Just Where Do Trusted News Sources Get Their Information?
Remember all the reports immediately following the conclusion of the presidential campaign that an unnamed McCain-Palin campaign policy advisor leaked to the media that Sarah Palin didn’t know that Africa was actually a continent, and not a country? Remember all the interviews Palin did denying the reports, and calling the unnamed sources cowards and liars? Soon afterwards, reports swirled on cable news that the source of the leak had identified himself as Martin Eisenstadt, a member of The Harding Institute for Freedom and Democracy. However, what you most likely did not hear is that this neither of these entities really exists. They are the creation of a couple of filmmakers who regularly prank the media. This is their biggest hoax to date, as they managed to take in at least MSNBC, The New Republic, and The LA Times. It’s still not known who really did report that Sarah Palin had trouble with geography.
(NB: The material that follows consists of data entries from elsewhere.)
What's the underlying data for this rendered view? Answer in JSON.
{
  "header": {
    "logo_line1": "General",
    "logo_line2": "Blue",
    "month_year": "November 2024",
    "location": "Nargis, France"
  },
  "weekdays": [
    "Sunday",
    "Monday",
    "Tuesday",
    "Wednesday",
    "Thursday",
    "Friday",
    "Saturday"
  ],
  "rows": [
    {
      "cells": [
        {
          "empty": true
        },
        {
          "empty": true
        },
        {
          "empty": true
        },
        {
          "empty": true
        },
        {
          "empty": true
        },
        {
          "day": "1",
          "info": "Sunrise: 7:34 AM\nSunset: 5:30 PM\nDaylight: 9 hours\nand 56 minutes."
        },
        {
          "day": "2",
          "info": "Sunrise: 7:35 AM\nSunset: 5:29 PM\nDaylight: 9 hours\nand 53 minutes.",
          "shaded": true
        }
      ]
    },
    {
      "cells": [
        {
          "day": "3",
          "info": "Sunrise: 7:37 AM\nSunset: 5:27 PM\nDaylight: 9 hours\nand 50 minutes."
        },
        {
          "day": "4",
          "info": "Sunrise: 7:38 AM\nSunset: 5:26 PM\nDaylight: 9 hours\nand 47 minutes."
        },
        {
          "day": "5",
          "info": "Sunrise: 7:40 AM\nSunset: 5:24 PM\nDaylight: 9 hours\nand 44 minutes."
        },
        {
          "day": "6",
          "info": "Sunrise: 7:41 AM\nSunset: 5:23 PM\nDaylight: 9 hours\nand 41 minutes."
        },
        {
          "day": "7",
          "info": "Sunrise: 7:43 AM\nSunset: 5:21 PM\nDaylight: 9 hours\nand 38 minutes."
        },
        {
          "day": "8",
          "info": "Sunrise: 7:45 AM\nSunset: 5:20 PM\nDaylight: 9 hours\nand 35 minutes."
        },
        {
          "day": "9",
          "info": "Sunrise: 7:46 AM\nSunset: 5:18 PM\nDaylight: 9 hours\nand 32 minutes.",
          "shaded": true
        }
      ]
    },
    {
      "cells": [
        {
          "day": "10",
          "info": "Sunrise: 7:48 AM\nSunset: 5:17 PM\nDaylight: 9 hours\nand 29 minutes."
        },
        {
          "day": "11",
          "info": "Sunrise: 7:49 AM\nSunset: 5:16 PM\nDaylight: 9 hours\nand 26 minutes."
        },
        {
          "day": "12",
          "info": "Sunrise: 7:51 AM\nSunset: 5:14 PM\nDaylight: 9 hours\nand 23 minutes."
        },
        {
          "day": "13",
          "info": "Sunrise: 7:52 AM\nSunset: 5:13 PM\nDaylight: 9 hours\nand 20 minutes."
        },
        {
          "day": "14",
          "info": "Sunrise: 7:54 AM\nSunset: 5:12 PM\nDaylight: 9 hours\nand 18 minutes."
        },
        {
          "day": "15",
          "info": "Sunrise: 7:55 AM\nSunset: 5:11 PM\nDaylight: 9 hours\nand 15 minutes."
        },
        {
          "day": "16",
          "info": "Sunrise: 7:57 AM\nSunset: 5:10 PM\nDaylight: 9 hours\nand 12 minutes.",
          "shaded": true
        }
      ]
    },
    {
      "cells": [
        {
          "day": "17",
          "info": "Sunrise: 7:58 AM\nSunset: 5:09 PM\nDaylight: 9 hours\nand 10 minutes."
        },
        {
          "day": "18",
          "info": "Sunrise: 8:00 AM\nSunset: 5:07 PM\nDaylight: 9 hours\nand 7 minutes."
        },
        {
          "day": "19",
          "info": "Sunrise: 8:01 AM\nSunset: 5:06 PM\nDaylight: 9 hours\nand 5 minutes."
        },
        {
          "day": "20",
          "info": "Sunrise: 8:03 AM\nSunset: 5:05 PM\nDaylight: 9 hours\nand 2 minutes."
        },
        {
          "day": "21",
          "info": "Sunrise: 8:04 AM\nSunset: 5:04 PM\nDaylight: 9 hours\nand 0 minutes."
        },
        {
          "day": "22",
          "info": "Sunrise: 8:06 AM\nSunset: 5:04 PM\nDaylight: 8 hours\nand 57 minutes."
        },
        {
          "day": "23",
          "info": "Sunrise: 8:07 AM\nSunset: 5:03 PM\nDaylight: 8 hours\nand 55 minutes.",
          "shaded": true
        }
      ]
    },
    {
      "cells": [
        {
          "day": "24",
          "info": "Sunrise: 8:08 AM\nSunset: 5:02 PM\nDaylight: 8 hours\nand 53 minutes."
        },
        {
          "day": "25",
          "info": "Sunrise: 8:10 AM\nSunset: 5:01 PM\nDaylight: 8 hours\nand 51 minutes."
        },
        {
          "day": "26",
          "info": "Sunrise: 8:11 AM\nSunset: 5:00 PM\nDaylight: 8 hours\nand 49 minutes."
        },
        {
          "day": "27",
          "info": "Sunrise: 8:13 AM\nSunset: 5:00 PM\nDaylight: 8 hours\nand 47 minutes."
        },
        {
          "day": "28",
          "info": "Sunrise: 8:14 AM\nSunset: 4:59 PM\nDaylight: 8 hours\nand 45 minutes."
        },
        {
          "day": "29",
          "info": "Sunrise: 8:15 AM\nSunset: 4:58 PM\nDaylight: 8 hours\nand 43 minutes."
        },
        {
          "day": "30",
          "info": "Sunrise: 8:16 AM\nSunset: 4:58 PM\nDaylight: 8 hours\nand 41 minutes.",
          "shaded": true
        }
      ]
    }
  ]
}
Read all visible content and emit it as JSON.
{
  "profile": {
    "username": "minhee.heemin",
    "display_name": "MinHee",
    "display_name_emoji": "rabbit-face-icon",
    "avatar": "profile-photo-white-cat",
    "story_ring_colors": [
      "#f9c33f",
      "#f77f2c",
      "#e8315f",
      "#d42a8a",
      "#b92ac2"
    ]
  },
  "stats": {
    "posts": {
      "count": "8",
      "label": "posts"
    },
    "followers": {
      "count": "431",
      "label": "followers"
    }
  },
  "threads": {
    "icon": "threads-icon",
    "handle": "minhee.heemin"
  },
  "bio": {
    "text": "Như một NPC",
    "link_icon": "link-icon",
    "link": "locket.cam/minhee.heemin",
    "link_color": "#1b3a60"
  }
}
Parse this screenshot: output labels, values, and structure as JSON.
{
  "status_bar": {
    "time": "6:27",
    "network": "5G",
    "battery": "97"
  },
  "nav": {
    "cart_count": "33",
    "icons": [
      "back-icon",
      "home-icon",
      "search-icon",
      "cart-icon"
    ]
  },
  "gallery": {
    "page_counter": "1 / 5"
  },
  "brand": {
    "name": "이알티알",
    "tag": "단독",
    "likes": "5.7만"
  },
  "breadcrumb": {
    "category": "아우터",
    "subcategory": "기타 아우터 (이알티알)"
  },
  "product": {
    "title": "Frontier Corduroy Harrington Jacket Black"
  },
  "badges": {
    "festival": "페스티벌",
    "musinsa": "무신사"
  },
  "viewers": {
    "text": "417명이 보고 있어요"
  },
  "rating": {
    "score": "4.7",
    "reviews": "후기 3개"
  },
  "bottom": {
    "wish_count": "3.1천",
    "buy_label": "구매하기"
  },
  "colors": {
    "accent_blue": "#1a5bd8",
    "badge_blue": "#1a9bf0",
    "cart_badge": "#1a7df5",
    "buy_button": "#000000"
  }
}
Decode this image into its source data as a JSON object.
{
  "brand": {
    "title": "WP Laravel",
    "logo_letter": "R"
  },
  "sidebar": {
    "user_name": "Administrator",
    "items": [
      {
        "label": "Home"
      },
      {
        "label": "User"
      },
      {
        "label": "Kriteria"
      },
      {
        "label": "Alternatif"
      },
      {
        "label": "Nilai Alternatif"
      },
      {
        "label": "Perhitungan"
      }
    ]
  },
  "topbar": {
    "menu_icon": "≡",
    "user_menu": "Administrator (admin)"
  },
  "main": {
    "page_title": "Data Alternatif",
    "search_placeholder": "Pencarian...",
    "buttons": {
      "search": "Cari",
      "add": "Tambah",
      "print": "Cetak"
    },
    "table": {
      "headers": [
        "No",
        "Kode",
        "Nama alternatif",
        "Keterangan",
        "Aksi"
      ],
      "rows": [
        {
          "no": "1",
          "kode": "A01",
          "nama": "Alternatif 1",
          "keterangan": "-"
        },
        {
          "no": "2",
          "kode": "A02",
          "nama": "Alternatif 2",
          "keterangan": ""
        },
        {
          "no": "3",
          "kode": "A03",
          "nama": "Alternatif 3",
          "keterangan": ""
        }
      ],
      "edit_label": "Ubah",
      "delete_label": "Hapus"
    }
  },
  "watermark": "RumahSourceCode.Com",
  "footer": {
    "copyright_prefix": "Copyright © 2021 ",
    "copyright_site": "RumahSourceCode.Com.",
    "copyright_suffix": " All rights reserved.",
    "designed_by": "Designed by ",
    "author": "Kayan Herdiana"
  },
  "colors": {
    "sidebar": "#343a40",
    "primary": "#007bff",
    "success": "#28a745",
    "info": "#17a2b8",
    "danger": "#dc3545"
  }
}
But if reality is socially constructed as Berger and Luckman argue, it’s likely that merely claiming to have crucial or sought-after information will get you on the news, especially when more and more “facts” are needed to fill airtime in the 24-hour news cycle. News organizations were so eager to report that they knew the source of the leak that no one initially bothered to apply the revolutionary new vetting technique called “Google” on any of the parties that claimed credit before the news was reported. A quick glance at the Internet reveals that these guys have been putting out fake reports for some time now. It makes one wonder how many more pieces of “infaux-mation” are never found out.